[Start of section]

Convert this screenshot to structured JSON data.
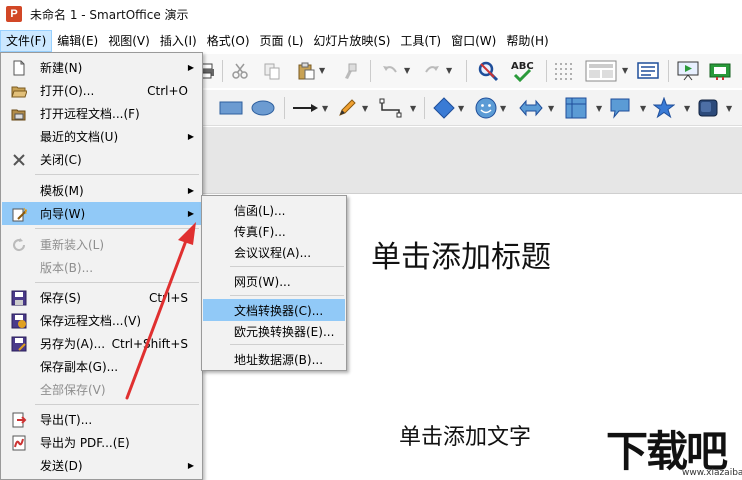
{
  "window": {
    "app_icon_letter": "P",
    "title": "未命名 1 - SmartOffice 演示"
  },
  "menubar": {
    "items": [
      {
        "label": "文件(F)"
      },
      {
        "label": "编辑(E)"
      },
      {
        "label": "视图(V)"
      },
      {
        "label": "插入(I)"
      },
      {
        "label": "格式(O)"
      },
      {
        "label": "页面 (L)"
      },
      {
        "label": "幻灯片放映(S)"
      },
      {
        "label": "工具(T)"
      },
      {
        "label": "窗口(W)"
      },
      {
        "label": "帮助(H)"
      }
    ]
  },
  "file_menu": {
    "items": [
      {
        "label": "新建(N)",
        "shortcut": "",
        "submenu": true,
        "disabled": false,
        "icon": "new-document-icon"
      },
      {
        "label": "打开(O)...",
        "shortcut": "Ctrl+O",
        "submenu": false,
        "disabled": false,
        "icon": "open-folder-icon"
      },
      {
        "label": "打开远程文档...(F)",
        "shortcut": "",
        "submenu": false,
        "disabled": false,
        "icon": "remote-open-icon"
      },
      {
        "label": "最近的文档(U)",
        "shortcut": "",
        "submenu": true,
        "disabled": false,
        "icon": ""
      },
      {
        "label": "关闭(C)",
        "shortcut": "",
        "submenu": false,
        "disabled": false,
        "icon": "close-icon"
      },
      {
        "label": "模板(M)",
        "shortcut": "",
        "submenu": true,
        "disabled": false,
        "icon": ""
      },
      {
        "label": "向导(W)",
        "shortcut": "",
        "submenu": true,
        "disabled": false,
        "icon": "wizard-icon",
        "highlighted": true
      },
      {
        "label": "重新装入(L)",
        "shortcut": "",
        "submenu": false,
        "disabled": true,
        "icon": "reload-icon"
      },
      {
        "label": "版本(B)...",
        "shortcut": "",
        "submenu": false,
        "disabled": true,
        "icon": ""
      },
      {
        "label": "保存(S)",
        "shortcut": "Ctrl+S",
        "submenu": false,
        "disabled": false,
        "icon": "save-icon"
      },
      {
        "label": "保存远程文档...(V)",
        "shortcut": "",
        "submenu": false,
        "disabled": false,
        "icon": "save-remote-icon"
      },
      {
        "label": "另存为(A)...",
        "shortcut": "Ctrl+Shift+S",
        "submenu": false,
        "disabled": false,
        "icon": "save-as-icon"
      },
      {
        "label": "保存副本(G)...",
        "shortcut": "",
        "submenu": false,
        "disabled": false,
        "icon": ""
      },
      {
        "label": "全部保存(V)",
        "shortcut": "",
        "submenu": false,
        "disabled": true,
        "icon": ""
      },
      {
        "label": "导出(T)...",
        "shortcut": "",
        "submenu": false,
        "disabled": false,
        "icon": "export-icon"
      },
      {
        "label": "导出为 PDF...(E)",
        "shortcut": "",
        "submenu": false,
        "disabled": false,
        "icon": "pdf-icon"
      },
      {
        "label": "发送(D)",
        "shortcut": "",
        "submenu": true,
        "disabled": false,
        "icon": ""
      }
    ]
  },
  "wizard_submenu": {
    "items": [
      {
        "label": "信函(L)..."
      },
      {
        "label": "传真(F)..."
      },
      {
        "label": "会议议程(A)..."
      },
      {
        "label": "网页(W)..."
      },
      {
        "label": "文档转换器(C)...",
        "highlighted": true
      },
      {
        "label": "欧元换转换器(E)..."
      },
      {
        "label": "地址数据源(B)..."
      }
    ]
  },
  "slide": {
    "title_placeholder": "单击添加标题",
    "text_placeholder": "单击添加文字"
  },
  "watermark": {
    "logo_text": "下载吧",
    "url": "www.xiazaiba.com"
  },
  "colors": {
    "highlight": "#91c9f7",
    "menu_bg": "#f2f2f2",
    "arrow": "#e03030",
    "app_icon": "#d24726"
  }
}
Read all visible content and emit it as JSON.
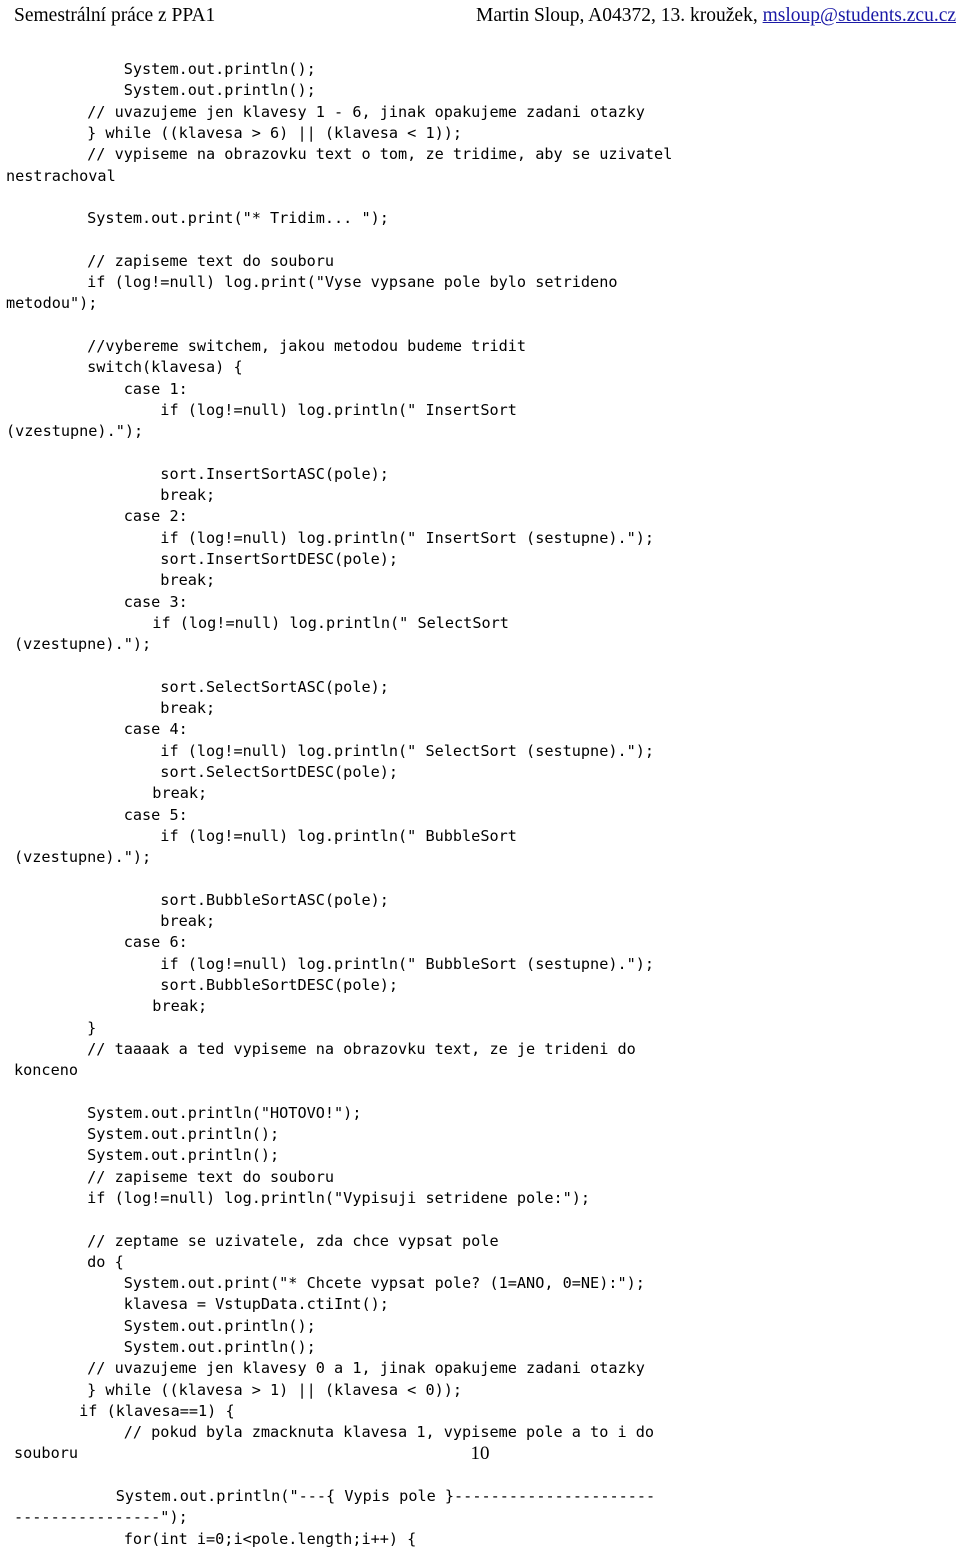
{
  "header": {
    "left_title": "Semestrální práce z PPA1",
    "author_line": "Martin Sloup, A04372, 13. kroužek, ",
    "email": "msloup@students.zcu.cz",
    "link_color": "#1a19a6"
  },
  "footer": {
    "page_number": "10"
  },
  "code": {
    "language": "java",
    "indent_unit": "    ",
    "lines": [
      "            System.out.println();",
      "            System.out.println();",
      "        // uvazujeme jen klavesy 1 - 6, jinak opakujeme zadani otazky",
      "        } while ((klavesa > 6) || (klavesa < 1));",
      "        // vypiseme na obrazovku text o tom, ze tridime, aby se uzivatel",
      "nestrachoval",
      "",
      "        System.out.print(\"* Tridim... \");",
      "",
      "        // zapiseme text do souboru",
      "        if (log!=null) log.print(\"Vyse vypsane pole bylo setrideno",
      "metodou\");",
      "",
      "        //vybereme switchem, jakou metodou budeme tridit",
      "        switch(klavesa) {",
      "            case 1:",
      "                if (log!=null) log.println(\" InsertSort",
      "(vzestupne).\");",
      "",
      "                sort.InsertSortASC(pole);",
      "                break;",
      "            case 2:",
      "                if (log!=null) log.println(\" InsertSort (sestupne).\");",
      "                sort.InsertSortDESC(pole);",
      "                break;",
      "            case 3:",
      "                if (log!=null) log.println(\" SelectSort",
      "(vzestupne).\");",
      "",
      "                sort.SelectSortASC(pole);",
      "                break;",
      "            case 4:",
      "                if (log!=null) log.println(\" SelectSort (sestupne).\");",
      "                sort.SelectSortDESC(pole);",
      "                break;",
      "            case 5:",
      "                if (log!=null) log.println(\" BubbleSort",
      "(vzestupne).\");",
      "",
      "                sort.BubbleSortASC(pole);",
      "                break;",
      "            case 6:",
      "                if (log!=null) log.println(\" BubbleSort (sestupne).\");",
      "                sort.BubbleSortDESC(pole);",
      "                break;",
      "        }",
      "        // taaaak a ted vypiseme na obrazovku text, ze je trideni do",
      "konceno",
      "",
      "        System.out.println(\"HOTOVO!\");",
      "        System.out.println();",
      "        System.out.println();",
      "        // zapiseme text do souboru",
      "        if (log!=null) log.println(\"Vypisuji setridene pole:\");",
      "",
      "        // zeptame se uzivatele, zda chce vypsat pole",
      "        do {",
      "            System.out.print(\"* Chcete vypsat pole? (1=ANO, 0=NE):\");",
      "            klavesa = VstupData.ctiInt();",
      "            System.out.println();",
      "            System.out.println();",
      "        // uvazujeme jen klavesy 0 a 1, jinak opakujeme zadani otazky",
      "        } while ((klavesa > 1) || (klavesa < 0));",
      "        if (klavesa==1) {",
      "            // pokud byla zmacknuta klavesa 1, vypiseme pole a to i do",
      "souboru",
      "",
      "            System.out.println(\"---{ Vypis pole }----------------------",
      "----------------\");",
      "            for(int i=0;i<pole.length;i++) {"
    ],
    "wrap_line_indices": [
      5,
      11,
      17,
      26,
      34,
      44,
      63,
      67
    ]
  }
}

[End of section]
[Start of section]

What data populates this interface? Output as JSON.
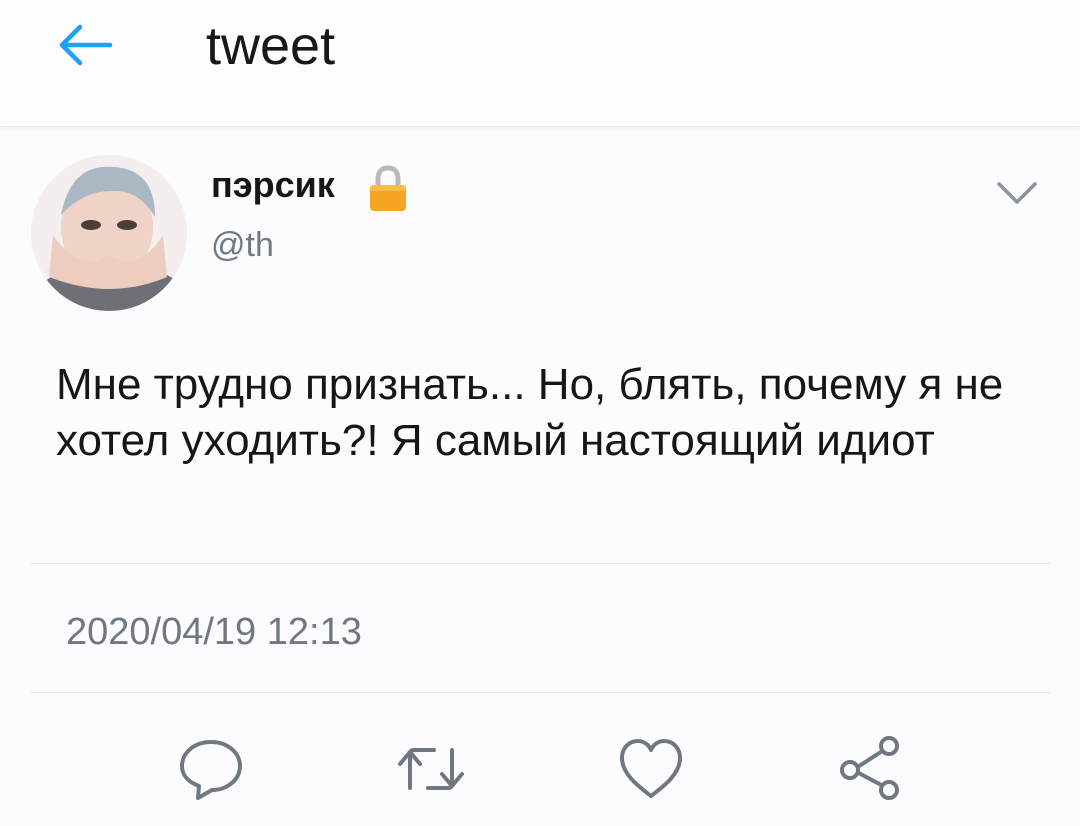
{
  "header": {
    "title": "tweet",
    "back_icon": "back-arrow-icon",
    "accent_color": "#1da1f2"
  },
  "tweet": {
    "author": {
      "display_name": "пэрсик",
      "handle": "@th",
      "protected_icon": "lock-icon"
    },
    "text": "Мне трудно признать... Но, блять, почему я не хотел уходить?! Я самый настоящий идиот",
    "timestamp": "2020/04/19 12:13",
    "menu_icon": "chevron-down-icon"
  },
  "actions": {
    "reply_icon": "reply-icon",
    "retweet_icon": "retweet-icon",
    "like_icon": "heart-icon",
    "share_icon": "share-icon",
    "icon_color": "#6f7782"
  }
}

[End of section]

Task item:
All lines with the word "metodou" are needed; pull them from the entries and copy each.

Written solution:
      "metodou\");",
      "        //vybereme switchem, jakou metodou budeme tridit",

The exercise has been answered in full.